[Data excerpts]
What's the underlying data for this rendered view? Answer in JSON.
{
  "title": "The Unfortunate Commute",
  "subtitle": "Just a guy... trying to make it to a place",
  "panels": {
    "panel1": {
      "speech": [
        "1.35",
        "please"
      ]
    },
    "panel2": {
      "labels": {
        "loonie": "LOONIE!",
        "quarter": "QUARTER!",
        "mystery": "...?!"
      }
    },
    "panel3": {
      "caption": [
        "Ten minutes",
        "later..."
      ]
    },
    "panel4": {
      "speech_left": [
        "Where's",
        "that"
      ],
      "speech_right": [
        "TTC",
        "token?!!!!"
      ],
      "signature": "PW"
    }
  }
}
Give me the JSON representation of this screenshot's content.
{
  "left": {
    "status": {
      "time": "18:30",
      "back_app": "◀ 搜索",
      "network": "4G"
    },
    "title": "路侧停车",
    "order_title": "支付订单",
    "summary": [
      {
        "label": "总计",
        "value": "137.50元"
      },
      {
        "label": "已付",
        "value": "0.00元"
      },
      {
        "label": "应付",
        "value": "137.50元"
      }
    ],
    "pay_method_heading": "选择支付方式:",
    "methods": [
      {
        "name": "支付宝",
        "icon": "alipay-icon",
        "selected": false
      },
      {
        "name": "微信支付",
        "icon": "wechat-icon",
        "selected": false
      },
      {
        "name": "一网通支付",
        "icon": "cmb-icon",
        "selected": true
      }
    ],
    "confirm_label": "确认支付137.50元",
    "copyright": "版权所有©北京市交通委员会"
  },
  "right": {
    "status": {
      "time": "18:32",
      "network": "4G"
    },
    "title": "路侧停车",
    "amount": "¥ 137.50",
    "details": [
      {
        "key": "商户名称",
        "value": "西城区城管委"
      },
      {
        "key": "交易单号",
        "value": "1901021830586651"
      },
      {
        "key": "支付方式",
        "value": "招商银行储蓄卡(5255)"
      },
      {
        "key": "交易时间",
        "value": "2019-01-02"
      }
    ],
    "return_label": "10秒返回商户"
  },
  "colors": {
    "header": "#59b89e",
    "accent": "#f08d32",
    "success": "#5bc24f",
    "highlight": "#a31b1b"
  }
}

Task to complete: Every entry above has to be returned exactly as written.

Result below:
What's the underlying data for this rendered view? Answer in JSON.
{
  "title": "The Unfortunate Commute",
  "subtitle": "Just a guy... trying to make it to a place",
  "panels": {
    "panel1": {
      "speech": [
        "1.35",
        "please"
      ]
    },
    "panel2": {
      "labels": {
        "loonie": "LOONIE!",
        "quarter": "QUARTER!",
        "mystery": "...?!"
      }
    },
    "panel3": {
      "caption": [
        "Ten minutes",
        "later..."
      ]
    },
    "panel4": {
      "speech_left": [
        "Where's",
        "that"
      ],
      "speech_right": [
        "TTC",
        "token?!!!!"
      ],
      "signature": "PW"
    }
  }
}
Give me the JSON representation of this screenshot's content.
{
  "left": {
    "status": {
      "time": "18:30",
      "back_app": "◀ 搜索",
      "network": "4G"
    },
    "title": "路侧停车",
    "order_title": "支付订单",
    "summary": [
      {
        "label": "总计",
        "value": "137.50元"
      },
      {
        "label": "已付",
        "value": "0.00元"
      },
      {
        "label": "应付",
        "value": "137.50元"
      }
    ],
    "pay_method_heading": "选择支付方式:",
    "methods": [
      {
        "name": "支付宝",
        "icon": "alipay-icon",
        "selected": false
      },
      {
        "name": "微信支付",
        "icon": "wechat-icon",
        "selected": false
      },
      {
        "name": "一网通支付",
        "icon": "cmb-icon",
        "selected": true
      }
    ],
    "confirm_label": "确认支付137.50元",
    "copyright": "版权所有©北京市交通委员会"
  },
  "right": {
    "status": {
      "time": "18:32",
      "network": "4G"
    },
    "title": "路侧停车",
    "amount": "¥ 137.50",
    "details": [
      {
        "key": "商户名称",
        "value": "西城区城管委"
      },
      {
        "key": "交易单号",
        "value": "1901021830586651"
      },
      {
        "key": "支付方式",
        "value": "招商银行储蓄卡(5255)"
      },
      {
        "key": "交易时间",
        "value": "2019-01-02"
      }
    ],
    "return_label": "10秒返回商户"
  },
  "colors": {
    "header": "#59b89e",
    "accent": "#f08d32",
    "success": "#5bc24f",
    "highlight": "#a31b1b"
  }
}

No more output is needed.